April 26 - Under sweeping new rules, botanists have made their first formal plant species identification solely through DNA sequencing. Prior to January 1, new plants had to be described by their visual characteristics in Latin. There are no Latin words to describe DNA results, so the technology could not be fully applied. But now, Latin is no longer required so the door is open to a faster and more efficient way to identify new species. Tara Cleary has more.

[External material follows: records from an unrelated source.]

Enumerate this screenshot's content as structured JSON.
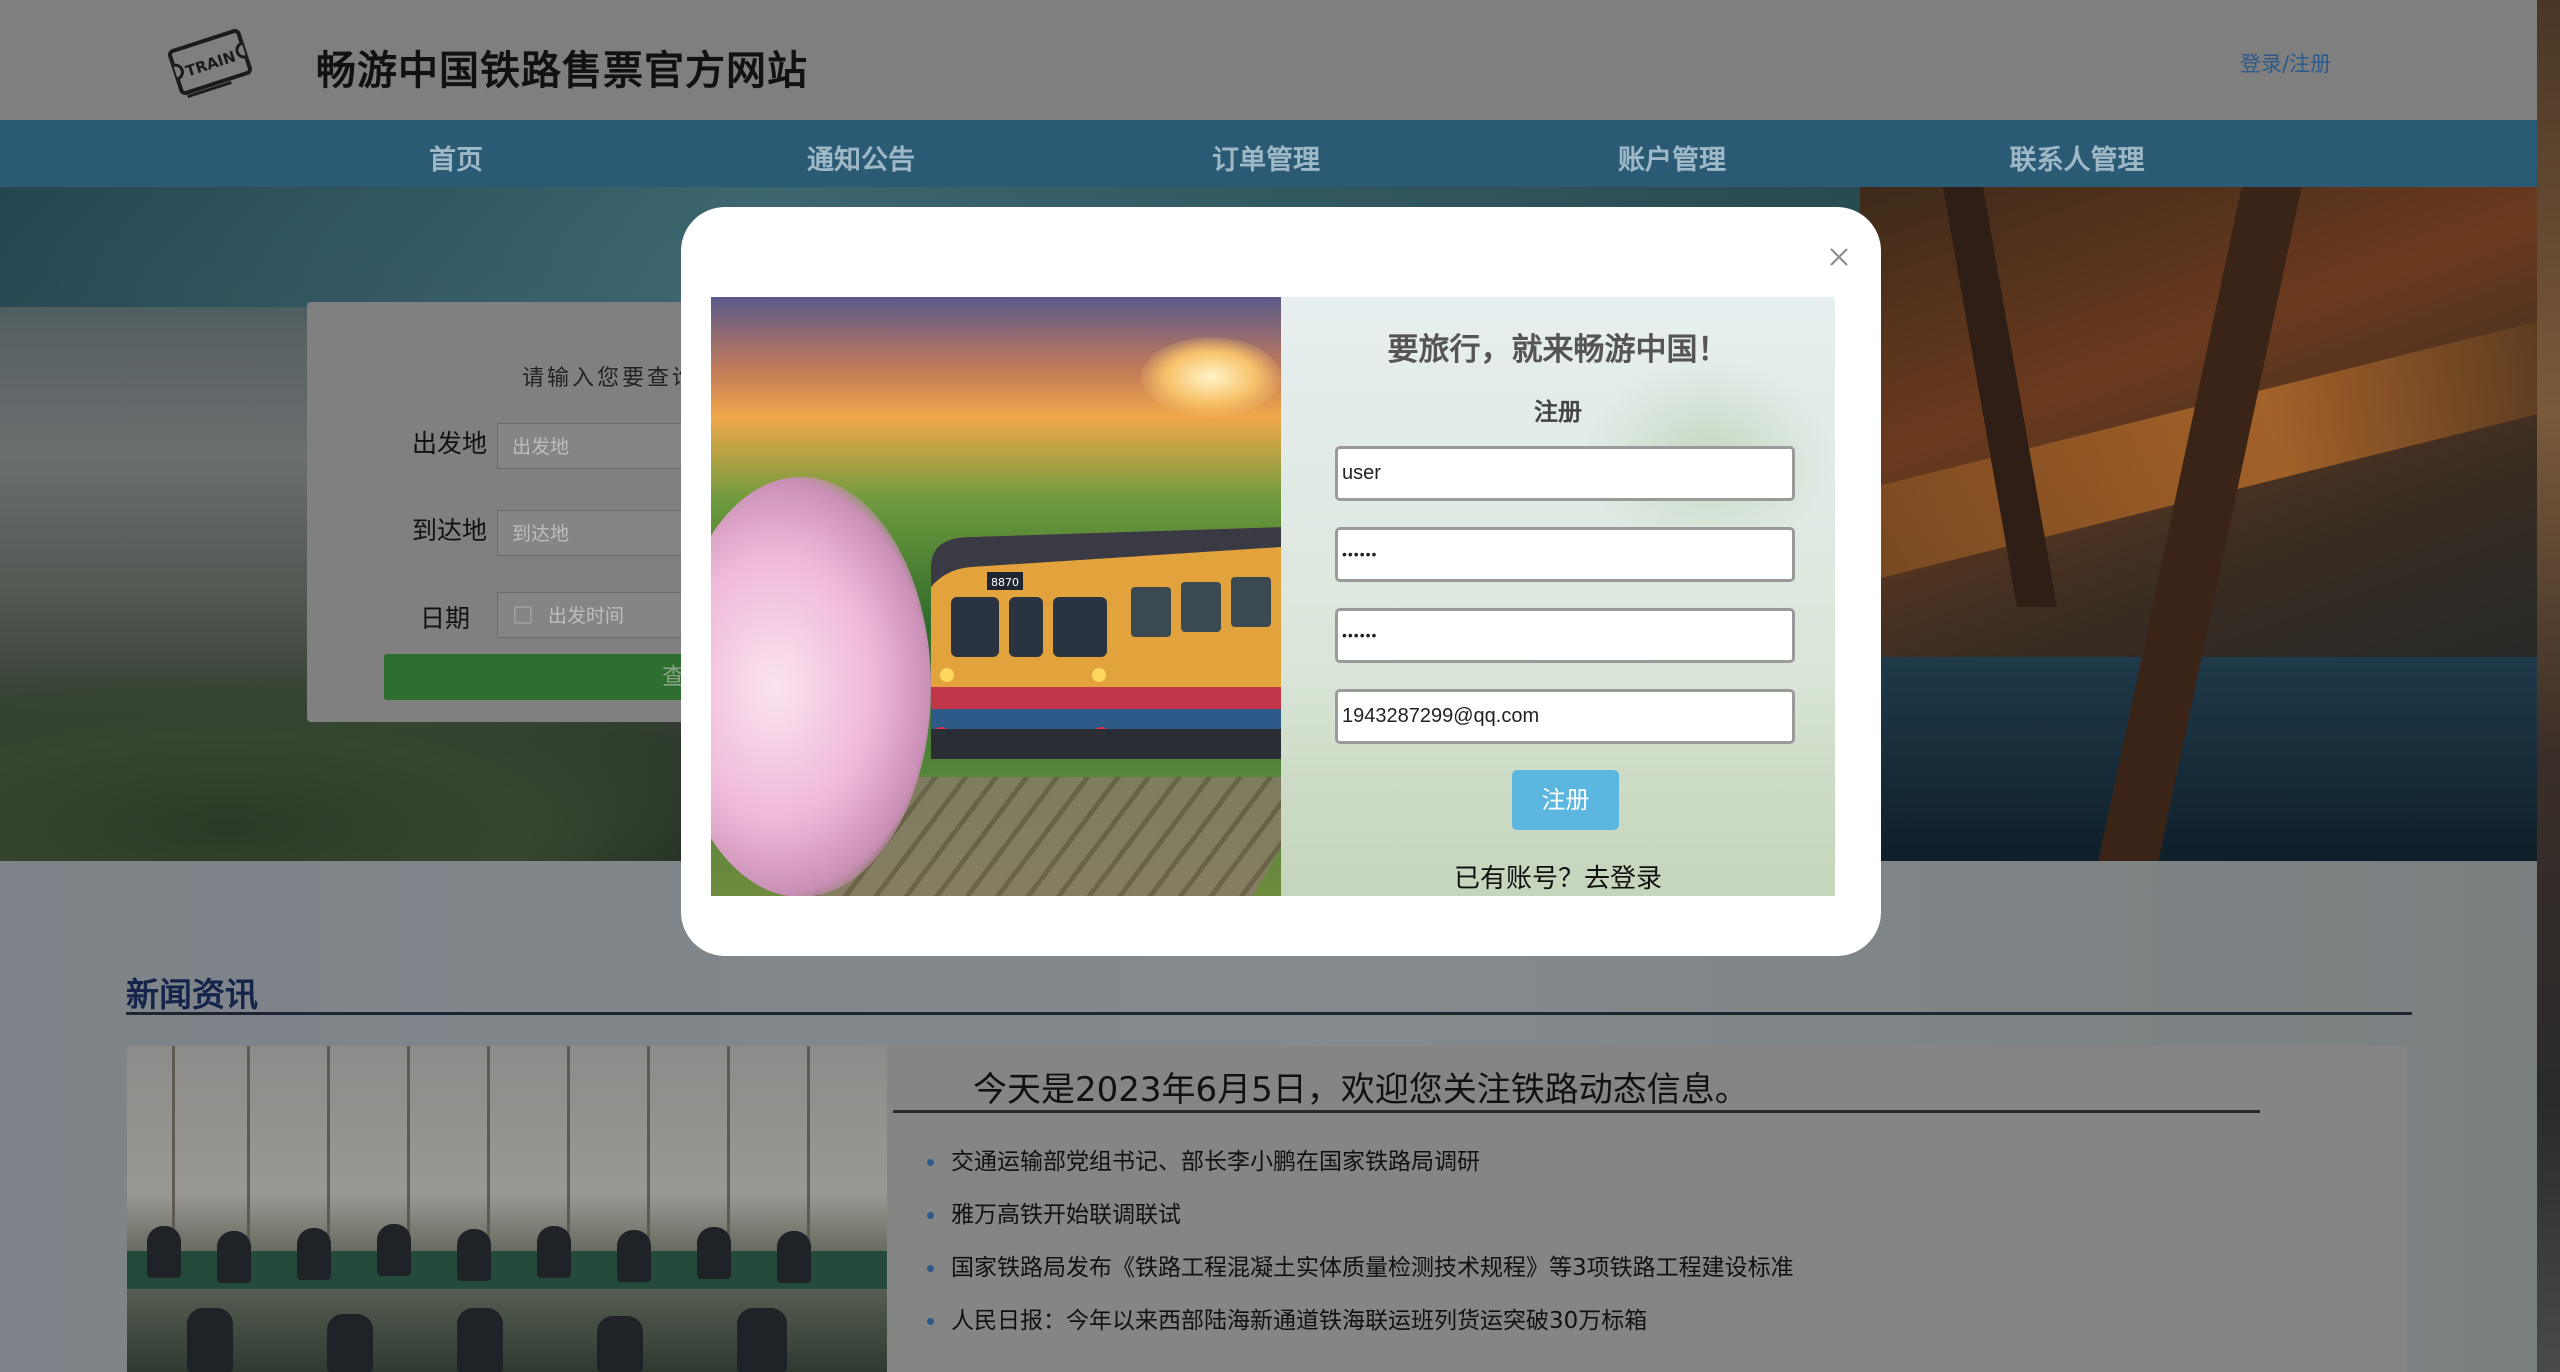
{
  "header": {
    "site_title": "畅游中国铁路售票官方网站",
    "logo_text": "TRAIN",
    "login_link": "登录/注册"
  },
  "nav": {
    "items": [
      {
        "label": "首页"
      },
      {
        "label": "通知公告"
      },
      {
        "label": "订单管理"
      },
      {
        "label": "账户管理"
      },
      {
        "label": "联系人管理"
      }
    ]
  },
  "search": {
    "hint": "请输入您要查询",
    "from_label": "出发地",
    "from_placeholder": "出发地",
    "to_label": "到达地",
    "to_placeholder": "到达地",
    "date_label": "日期",
    "date_placeholder": "出发时间",
    "submit_label": "查"
  },
  "modal": {
    "slogan": "要旅行，就来畅游中国！",
    "heading": "注册",
    "username_value": "user",
    "password_value": "••••••",
    "confirm_password_value": "••••••",
    "email_value": "1943287299@qq.com",
    "submit_label": "注册",
    "login_prompt": "已有账号？去登录",
    "art_train_sign": "8870"
  },
  "news": {
    "section_title": "新闻资讯",
    "greeting": "今天是2023年6月5日，欢迎您关注铁路动态信息。",
    "items": [
      "交通运输部党组书记、部长李小鹏在国家铁路局调研",
      "雅万高铁开始联调联试",
      "国家铁路局发布《铁路工程混凝土实体质量检测技术规程》等3项铁路工程建设标准",
      "人民日报：今年以来西部陆海新通道铁海联运班列货运突破30万标箱"
    ]
  },
  "colors": {
    "nav_bg": "#2b5a75",
    "register_button": "#5bb6e0",
    "search_button": "#3a9a3a",
    "news_title": "#1a2f5c"
  }
}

PLEASE NOTE: EDIT CONTAINS CONVERTED 4:3 MATERIAL Brunfelsia plowmaniana is a flowering shrub found in the Andes, on the west coast of South America. Until recently it was thought to be the same plant as Brunfelsia uniflora which is found in Eastern Brazil. But through DNA extraction and sequencing, like that being carried out in a lab at the New York Botanical Gardens, the plant is now known to be its own species. Michael Nee, curator of Systematic Botany at the Botanical Garden says he and fellow botanist Natalia Filipowicz were never convinced that the two were identical. SOUNDBITE: MICHAEL NEE, CURATOR, INSTITUTE OF SYSTEMATIC BOTANY, NEW YORK BOTANICAL GARDEN, SAYING: "Both of us had some doubts, because here in the Andes, way up at five, six, seven thousand feet is this shrub and then there's nothing in-between until you get almost over to the Atlantic Ocean in Eastern Brazil and there's another one that looks like it and they look very similar." Brunfelsia plowmaniana is the first plant species identified purely by the results of sequencing short DNA regions. The Europe-based members of the team analyzed and identified DNA samples of both plants using "barcoding" sequences. And with Latin no longer required as part of the plant description process, Nee says a new era of rapid and accurate identification has begun. SOUNDBITE: MICHAEL NEE, CURATOR, INSTITUTE OF SYSTEMATIC BOTANY, NEW YORK BOTANICAL GARDEN, SAYING: "Without a requirement for Latin describing this, we don't have to go through the rigmarole of having to invent a bunch of new terminology. The big breakthrough though, really was that now it is possible to say that this species differs from this species because they differ in these points on the DNA molecule." Thanks to another rule change, scientists can also publish new plant descriptions on-line instead of exclusively in print. Nee says the new rules are likely to help speed up the process of describing new species, a process that previously took decades in many cases. Meaning that some species could become extinct before being named. Nee has been collecting specimens in the eastern Andes of Bolivia for 27 years. He says he's excited by the new possibilities. SOUNDBITE: MICHAEL NEE, CURATOR, INSTITUTE OF SYSTEMATIC BOTANY, NEW YORK BOTANICAL GARDEN, SAYING: "It's the explosion of collecting in certain areas of the world and the new techniques that we have that are really helping to find these things that we didn't know about before and some, in many ways, speeding up the discovery of new species." Species like Brunfelsia plowmaniana, the first new plant in botany's new world. Tara Cleary, Reuters.